**** Data extracts

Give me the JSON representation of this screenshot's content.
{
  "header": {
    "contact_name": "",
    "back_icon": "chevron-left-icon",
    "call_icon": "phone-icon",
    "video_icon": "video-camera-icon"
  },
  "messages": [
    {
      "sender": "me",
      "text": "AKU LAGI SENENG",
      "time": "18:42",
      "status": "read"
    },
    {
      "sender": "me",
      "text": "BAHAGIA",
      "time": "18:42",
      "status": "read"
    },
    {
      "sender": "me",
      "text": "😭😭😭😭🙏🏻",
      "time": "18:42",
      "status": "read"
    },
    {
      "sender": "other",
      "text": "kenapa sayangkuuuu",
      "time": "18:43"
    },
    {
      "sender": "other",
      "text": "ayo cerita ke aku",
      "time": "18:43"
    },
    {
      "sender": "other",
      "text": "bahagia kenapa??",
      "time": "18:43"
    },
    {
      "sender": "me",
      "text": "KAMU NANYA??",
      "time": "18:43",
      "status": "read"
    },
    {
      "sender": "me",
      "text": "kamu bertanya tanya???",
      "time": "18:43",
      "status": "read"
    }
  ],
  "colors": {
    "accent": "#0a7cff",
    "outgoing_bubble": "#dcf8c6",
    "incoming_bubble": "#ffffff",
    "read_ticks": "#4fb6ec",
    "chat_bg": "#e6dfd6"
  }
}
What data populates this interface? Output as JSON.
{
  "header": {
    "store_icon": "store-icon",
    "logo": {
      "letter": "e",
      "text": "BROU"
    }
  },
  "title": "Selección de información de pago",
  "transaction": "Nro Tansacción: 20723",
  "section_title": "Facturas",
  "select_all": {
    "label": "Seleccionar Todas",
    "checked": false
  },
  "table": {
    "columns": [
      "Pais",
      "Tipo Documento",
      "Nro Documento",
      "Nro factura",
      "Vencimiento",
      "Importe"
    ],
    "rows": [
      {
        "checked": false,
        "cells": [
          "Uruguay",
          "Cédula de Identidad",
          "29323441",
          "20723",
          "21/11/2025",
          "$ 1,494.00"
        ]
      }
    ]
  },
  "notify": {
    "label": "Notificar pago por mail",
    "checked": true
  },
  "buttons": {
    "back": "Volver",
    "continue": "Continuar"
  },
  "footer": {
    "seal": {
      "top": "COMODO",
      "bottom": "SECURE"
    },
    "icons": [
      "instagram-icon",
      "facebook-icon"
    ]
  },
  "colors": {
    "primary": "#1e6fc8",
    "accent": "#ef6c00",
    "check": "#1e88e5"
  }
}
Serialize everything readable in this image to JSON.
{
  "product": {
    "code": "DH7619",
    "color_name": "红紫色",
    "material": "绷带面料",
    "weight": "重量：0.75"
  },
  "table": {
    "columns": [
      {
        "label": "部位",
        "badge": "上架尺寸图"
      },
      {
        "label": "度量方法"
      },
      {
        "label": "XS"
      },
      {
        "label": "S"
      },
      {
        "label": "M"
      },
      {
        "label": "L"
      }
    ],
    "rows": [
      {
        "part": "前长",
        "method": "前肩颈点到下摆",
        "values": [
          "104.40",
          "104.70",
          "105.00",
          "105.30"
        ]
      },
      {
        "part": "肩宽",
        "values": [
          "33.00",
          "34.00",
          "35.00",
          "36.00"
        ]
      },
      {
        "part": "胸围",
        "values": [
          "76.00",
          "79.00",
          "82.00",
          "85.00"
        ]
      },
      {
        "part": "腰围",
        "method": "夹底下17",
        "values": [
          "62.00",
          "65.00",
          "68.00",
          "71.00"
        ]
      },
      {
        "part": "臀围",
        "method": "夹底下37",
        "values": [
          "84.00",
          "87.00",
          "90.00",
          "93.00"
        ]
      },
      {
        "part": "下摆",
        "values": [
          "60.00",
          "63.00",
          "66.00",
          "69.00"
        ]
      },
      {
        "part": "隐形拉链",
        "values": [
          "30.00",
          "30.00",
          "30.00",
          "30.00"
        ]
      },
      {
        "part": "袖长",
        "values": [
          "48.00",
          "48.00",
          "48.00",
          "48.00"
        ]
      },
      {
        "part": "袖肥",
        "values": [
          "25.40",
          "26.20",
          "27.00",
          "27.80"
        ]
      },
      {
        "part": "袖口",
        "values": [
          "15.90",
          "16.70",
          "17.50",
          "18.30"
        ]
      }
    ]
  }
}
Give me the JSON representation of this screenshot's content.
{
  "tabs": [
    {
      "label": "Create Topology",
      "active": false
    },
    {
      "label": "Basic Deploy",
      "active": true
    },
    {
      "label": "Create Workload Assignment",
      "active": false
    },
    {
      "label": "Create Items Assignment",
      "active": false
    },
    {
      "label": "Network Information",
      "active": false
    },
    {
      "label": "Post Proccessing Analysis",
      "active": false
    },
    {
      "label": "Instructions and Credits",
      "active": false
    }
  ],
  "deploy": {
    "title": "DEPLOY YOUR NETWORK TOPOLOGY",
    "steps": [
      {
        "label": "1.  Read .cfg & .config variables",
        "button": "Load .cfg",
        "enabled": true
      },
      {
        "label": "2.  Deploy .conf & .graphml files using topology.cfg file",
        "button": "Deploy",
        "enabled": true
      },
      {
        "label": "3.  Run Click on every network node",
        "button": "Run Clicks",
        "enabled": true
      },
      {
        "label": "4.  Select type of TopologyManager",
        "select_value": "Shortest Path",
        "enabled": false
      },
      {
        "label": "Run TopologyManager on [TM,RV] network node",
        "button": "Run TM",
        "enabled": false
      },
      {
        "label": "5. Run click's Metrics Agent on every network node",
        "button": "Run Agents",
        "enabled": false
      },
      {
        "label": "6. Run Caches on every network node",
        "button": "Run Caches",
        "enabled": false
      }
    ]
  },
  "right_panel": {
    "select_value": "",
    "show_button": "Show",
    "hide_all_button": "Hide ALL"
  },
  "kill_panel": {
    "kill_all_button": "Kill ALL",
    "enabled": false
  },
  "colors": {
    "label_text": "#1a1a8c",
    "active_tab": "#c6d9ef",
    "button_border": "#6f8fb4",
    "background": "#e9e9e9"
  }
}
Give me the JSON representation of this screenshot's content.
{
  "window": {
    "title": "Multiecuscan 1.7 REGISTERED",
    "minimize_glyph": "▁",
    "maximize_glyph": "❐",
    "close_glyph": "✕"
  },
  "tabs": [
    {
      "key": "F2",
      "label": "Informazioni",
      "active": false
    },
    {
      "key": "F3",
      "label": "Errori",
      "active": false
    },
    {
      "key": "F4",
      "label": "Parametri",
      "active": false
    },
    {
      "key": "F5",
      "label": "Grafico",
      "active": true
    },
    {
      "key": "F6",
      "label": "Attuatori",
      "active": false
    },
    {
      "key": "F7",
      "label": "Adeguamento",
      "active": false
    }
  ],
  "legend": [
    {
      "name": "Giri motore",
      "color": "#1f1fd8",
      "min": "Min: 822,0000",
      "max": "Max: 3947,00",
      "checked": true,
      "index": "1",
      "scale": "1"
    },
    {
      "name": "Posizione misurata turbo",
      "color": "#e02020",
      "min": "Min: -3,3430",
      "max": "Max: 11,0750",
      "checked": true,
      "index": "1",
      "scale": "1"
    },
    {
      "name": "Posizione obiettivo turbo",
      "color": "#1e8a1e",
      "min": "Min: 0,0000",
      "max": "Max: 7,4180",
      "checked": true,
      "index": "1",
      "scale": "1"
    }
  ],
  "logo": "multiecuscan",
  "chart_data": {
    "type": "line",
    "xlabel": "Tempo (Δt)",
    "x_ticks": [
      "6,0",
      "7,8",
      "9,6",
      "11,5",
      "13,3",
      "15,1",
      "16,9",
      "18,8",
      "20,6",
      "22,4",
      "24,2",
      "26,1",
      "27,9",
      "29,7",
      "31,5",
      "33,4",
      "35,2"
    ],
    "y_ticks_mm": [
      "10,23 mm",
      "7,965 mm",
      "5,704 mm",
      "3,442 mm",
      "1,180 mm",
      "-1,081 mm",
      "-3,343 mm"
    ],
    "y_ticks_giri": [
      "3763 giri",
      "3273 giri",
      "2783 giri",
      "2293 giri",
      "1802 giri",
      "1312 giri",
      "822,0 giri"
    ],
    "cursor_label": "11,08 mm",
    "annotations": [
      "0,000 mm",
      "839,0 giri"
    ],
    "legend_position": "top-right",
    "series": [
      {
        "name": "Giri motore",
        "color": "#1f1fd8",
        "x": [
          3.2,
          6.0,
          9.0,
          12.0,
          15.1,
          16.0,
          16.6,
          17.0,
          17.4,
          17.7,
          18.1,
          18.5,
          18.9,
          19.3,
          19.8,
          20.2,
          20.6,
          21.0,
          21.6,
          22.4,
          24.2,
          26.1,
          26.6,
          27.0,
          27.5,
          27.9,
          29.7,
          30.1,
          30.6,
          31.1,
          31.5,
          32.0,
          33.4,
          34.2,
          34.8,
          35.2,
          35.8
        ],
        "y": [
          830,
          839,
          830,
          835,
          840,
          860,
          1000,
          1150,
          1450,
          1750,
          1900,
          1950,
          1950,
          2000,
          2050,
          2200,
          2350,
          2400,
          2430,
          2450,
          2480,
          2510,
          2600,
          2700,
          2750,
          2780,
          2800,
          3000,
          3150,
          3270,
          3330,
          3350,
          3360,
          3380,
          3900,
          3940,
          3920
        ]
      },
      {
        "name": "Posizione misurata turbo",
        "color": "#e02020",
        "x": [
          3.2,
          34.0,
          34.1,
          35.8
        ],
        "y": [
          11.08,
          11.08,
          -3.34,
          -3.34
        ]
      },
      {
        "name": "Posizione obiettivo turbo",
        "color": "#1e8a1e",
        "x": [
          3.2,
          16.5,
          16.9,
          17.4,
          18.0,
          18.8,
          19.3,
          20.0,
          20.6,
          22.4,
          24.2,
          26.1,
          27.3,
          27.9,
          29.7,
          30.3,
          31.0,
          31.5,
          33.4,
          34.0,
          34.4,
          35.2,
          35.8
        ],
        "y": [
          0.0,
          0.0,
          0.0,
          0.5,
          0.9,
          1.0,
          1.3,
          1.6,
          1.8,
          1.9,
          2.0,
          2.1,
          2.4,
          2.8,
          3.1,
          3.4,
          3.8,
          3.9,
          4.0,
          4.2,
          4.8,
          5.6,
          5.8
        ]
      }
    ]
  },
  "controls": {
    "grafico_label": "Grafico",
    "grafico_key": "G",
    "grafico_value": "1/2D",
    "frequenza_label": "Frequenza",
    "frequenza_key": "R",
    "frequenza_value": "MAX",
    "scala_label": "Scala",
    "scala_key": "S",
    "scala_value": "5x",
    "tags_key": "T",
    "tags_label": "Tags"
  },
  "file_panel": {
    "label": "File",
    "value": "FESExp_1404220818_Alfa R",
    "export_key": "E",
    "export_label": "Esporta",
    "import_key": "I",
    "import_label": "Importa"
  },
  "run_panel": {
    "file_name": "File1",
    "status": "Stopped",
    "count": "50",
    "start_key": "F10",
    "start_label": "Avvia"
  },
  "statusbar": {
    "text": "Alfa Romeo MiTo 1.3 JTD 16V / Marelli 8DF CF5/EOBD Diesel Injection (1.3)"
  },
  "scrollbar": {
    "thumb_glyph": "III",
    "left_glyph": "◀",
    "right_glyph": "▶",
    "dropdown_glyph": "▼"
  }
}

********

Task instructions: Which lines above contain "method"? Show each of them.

Answer section:
        "method": "前肩颈点到下摆",
        "method": "夹底下17",
        "method": "夹底下37",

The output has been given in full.